apr-dev mailing list archives

Site index · List index
Message view « Date » · « Thread »
Top « Date » · « Thread »
From Роман Донченко <DXDra...@yandex.ru>
Subject Re: Misbehaviour of apr_os_locale_encoding on Windows
Date Tue, 13 Apr 2010 14:29:04 GMT
William A. Rowe Jr. <wrowe@rowe-clan.net> писал в своём письме Tue,
13 Apr  
2010 19:18:57 +0500:

> And what is the encoding of that file?  Certainly no assurance that data
> is unicode, or one of the local code pages.  APR can't and doesn't try to
> deal with the representation of data passed around using APR.  In general
> windows environment is very good about handling utf-8 data, although it's
> irritating in the insistence on polluting streams with BOM's.

I agree that you can't reliably predict what encoding a file is in, but I  
assert the system ANSI code page (which apr_os_locale_encoding should IMO  
return) is a reasonable default.

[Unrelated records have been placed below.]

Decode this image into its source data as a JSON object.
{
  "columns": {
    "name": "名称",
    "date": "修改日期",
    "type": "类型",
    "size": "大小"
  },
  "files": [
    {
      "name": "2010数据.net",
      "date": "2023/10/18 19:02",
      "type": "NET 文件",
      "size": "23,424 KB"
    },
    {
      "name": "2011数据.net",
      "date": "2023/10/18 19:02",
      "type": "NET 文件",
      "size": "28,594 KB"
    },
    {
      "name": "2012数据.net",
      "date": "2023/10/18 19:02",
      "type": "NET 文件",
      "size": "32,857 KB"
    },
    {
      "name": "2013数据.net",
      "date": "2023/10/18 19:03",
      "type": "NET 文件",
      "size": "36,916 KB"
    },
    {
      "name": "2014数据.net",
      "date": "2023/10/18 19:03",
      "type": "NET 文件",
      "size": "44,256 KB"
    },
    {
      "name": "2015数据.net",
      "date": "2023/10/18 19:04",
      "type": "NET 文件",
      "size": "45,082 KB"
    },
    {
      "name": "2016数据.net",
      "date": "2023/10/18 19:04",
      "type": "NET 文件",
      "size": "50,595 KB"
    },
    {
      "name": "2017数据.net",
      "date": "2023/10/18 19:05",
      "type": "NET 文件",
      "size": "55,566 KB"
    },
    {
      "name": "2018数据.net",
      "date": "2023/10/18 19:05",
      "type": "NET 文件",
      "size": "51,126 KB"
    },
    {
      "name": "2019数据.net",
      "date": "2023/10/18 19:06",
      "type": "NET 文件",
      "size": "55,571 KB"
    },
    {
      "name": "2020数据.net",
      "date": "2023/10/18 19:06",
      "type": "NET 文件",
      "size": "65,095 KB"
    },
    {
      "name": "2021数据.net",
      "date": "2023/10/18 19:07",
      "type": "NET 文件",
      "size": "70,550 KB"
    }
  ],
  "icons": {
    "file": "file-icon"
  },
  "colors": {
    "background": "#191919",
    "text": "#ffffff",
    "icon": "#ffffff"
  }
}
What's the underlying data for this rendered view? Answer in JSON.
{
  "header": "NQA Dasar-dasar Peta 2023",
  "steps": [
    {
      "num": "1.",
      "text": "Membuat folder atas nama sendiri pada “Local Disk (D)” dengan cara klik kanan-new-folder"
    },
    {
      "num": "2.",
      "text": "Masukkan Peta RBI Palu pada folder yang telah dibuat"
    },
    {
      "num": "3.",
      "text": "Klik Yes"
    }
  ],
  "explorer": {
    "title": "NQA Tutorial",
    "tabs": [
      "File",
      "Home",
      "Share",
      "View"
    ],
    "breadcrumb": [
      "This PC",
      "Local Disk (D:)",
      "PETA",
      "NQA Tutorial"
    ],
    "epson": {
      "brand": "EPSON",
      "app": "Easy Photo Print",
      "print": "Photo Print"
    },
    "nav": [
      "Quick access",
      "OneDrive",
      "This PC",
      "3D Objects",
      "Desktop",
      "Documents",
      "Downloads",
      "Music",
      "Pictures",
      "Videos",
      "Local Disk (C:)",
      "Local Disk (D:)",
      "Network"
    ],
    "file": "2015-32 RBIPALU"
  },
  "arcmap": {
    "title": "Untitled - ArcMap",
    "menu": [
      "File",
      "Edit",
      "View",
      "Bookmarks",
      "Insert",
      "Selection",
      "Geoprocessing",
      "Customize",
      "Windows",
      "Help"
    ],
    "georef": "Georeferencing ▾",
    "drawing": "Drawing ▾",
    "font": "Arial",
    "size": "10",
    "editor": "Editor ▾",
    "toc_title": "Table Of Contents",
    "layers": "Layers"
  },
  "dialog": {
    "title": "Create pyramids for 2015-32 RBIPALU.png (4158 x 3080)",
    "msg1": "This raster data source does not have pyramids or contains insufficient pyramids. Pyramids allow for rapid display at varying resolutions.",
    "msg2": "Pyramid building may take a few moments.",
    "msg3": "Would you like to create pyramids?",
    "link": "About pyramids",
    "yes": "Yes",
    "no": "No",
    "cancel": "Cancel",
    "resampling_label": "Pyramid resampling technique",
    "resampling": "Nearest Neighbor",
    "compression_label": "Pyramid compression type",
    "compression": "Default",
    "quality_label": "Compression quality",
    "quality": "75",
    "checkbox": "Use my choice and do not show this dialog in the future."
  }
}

It's certainly not the user locale's code  
page (which it currently returns) — because nothing uses that. 8=]

> Something APR should address, is that -printing- that to a console  
> stream,
> a utf-8 stream can easily be handled with unicode.  That's a problem apr
> could reasonably solve for command line apps.

Perhaps, but printing to the console is not what's broken here.

>> or when I'm printing the username that I got from apr_uid_name_get.
> ... will always be utf-8, back to my point about external  
> representations.
> Internally, APR always pulls from the Win32 Unicode functions.

Um, that's just not true.

APR_DECLARE(apr_status_t) apr_uid_name_get(char **username, apr_uid_t  
                                            apr_pool_t *p)
     /* WinCE code snipped */
     SID_NAME_USE type;
     char name[MAX_PATH], domain[MAX_PATH];
     DWORD cbname = sizeof(name), cbdomain = sizeof(domain);
     if (!userid)
         return APR_EINVAL;
     if (!LookupAccountSid(NULL, userid, name, &cbname, domain, &cbdomain,  
         return apr_get_os_error();
     if (type != SidTypeUser && type != SidTypeAlias && type !=  
         return APR_EINVAL;
     *username = apr_pstrdup(p, name);
     return APR_SUCCESS;

It's printing into a char buffer, ergo, it uses the ANSI variant of  
LookupAccountSid, and therefore the result is in the system ANSI code  
page. Same in the Unix version:

APR_DECLARE(apr_status_t) apr_uid_name_get(char **username, apr_uid_t  
                                            apr_pool_t *p)
     struct passwd *pw;
     struct passwd pwd;
     char pwbuf[PWBUF_SIZE];
     apr_status_t rv;

     rv = getpwuid_r(userid, &pwd, pwbuf, sizeof(pwbuf), &pw);
     if (rv) {
         return rv;

     if (pw == NULL) {
         return APR_ENOENT;

     /* thread-unsafe code snipped */
     *username = apr_pstrdup(p, pw->pw_name);
     return APR_SUCCESS;

getpwuid_t returns the raw byte representation of the username, which is  
in the locale encoding (well, Unix being byte-oriented, it can be an  
arbitrary binary string, but presumably the sysadmin uses the same  
encoding everywhere).

The difference is, on Unix, the result of apr_uid_name_get (and many other  
functions, I'm sure) is in the encoding detected by  
apr_os_locale_encoding, while on Windows this may not be the case.


View raw message